By the time he was arrested by French police, the 21-year-old con man had traveled more than 1 million miles to 26 countries. He was serving a 12-year federal prison sentence when FBI officials offered him a chance to leave early to work for the agency.

Abagnale said he didn't fully embrace living within the law until he started his own family several years later. He raised three boys in Oklahoma.

His middle son, now an adult, has opened a high-end boutique, House of Sage, just off King Street's shopping district. And Abagnale and his wife bought an extensively renovated house on Church Street last summer for $3.3 million.

For work, he teaches at the FBI's academy, preparing colleagues to police an environment that he said makes white-collar crimes easier to commit. He pointed to the vast amount of financial information available through the Internet and computer programs that make forgery easy.

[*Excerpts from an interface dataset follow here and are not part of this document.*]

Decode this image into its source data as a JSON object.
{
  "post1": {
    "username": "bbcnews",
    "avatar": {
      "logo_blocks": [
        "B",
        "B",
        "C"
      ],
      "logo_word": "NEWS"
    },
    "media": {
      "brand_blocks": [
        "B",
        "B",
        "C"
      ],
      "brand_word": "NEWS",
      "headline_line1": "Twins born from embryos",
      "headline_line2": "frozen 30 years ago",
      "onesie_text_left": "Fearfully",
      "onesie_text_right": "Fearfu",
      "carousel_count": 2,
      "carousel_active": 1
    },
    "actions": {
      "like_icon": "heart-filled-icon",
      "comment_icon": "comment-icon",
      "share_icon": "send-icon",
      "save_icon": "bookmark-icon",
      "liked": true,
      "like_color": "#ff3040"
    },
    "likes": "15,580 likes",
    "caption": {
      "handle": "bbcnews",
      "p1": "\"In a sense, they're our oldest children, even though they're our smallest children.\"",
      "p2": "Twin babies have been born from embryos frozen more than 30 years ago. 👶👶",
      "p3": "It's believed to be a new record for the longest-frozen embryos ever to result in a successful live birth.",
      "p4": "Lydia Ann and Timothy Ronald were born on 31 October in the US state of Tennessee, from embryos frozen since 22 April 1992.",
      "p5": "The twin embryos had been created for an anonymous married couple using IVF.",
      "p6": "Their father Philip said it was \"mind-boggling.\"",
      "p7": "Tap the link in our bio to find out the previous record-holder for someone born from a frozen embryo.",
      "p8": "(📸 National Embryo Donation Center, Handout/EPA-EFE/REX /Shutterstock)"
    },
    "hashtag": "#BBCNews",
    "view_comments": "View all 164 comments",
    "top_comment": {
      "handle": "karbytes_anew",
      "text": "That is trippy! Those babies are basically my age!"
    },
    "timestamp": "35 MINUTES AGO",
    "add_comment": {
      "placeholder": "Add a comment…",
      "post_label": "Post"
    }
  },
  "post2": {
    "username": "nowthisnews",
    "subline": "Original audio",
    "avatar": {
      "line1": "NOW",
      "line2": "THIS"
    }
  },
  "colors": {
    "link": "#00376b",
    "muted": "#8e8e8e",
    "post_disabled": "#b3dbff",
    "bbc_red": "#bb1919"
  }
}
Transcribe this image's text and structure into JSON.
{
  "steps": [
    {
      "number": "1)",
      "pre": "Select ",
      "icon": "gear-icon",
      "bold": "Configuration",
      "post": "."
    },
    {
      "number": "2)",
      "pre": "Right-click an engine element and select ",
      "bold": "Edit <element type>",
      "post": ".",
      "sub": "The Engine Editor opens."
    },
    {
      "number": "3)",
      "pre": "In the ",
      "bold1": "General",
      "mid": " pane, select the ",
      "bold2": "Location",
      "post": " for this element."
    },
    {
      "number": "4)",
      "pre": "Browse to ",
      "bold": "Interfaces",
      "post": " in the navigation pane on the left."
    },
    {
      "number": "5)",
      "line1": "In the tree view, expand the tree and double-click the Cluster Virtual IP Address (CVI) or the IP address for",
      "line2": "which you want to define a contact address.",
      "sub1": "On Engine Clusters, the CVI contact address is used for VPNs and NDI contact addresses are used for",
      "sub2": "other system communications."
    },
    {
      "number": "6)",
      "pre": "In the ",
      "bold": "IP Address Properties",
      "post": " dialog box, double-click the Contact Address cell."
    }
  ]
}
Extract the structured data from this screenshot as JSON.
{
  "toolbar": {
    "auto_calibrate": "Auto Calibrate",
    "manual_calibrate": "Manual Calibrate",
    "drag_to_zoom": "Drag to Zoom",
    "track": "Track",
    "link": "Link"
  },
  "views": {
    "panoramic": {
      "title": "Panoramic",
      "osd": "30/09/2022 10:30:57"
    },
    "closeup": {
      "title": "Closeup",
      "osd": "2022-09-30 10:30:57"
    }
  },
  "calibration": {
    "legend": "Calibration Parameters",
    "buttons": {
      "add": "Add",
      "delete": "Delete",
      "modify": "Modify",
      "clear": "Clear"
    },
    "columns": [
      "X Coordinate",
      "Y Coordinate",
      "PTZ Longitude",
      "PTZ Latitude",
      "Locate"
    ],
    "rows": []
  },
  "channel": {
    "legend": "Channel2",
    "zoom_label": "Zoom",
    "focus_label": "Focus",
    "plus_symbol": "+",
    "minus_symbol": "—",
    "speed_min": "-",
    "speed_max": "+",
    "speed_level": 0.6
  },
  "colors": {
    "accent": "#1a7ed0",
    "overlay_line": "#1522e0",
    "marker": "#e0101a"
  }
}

"It would be 4,000 times easier to (replicate my crimes) today," he said.